Mary Dunleavy’s Giulietta was equally wonderful, a dramatically strong and vocally thrilling performance. The opera’s Giulietta is torn between loyalty to her clan and her rapturous love for Romeo, causing anguished outpourings wrapped in luscious melody. Dunleavy’s polished, powerful soprano was up to the various challenges of her music, which requires immense agility and an ability to alternate delicate pianissimos with ringing top notes.
Perhaps most affectingly, Connolly’s and Dunleavy’s voices melted together with heart-stopping beauty in the duets. Conductor Joseph Rescigno kept tempos fairly brisk during the opera’s more heated moments, and supported the singers with sensitivity during the more expansive scenes.
Bellini’s version of the tale, with a serviceable libretto by Felice Romani, was not adapted from Shakespeare’s play but effectively follows the general line of the familiar tragedy. Thor Steingraber’s clean, competent production updated the tale to somewhere around the turn of the last century — both swords and guns were brandished by the combatants — and kept fuss to a minimum.
Robert Israel’s costumes were perhaps more stylish than his bare-bones sets. Only the tuxedo-clad chorus of Capulets struck an occasionally affected note, lining up in self-conscious poses that somehow struck a comic, Gilbert & Sullivan-ish note.
Although the title seems to emphasize the warring clans, the opera does not give significant vocal time to the secondary characters.
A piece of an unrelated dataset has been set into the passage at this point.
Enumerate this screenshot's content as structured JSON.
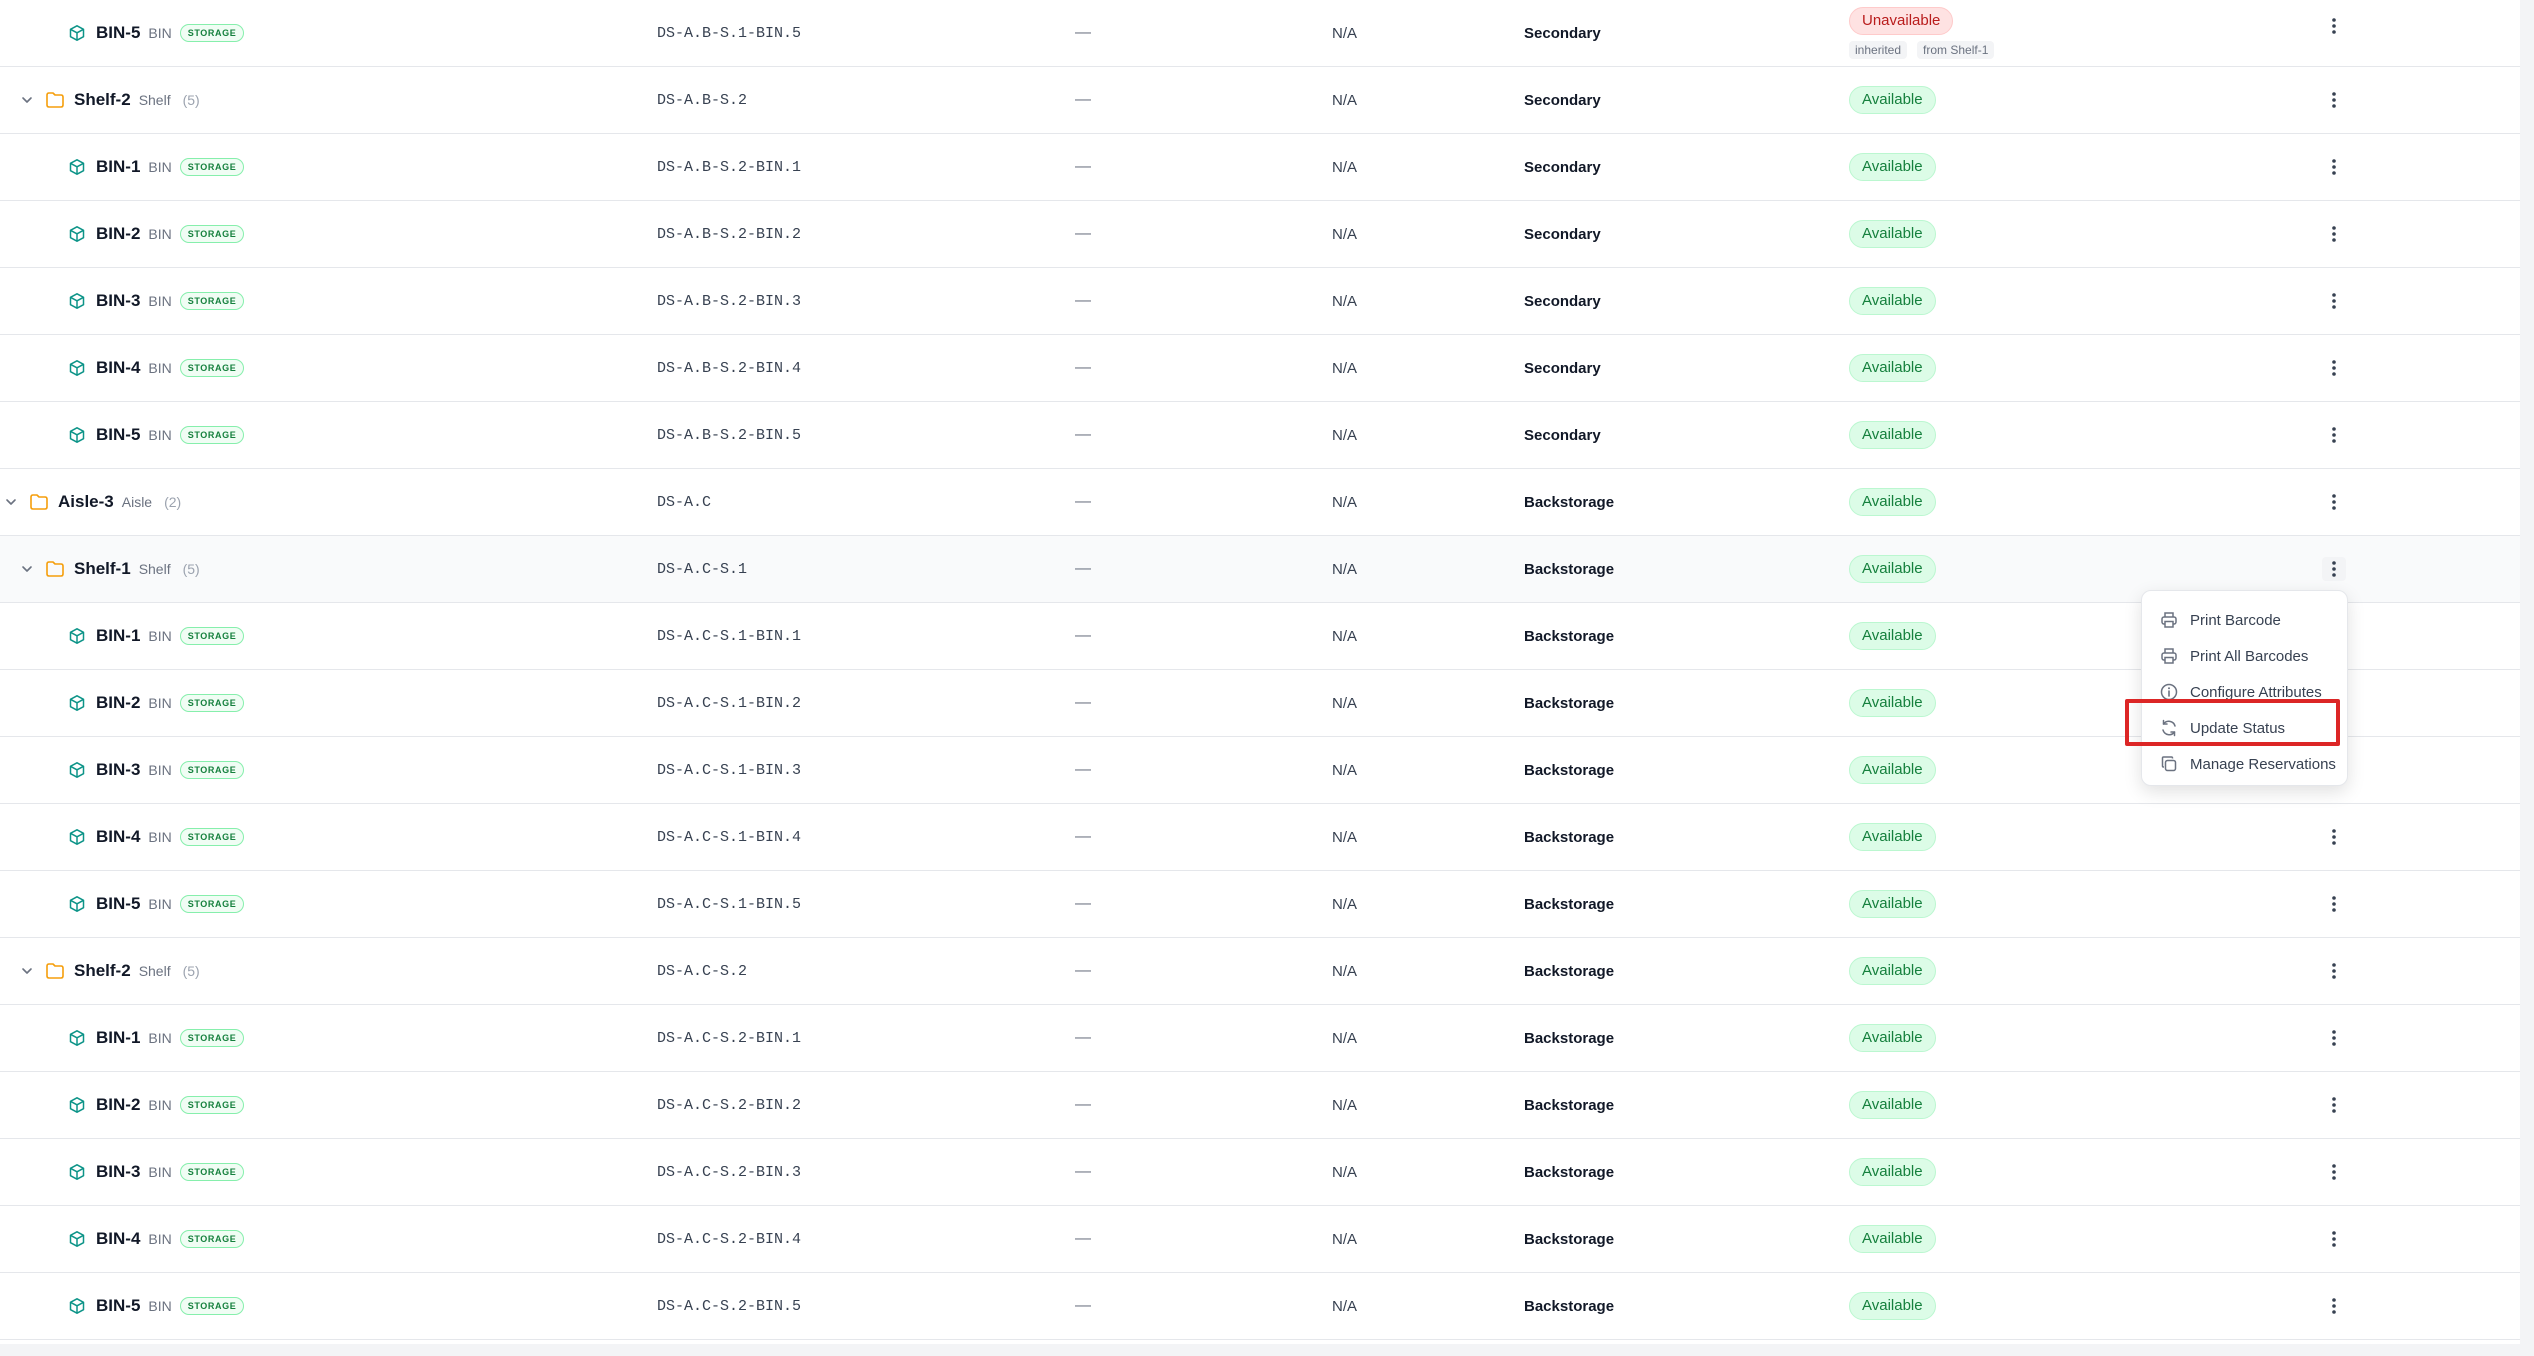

However, Raul Hernandez, as Romeo’s rival Tebaldo (that’s Tybalt), had some fine moments once his solid, slightly stolid tenor had warmed up, as did bass-baritone John Marcus Bindel as Lorenzo (Friar Lawrence), the lovers’ sympathetic confidant, who in this version so helpfully ushers them to their mutual doom.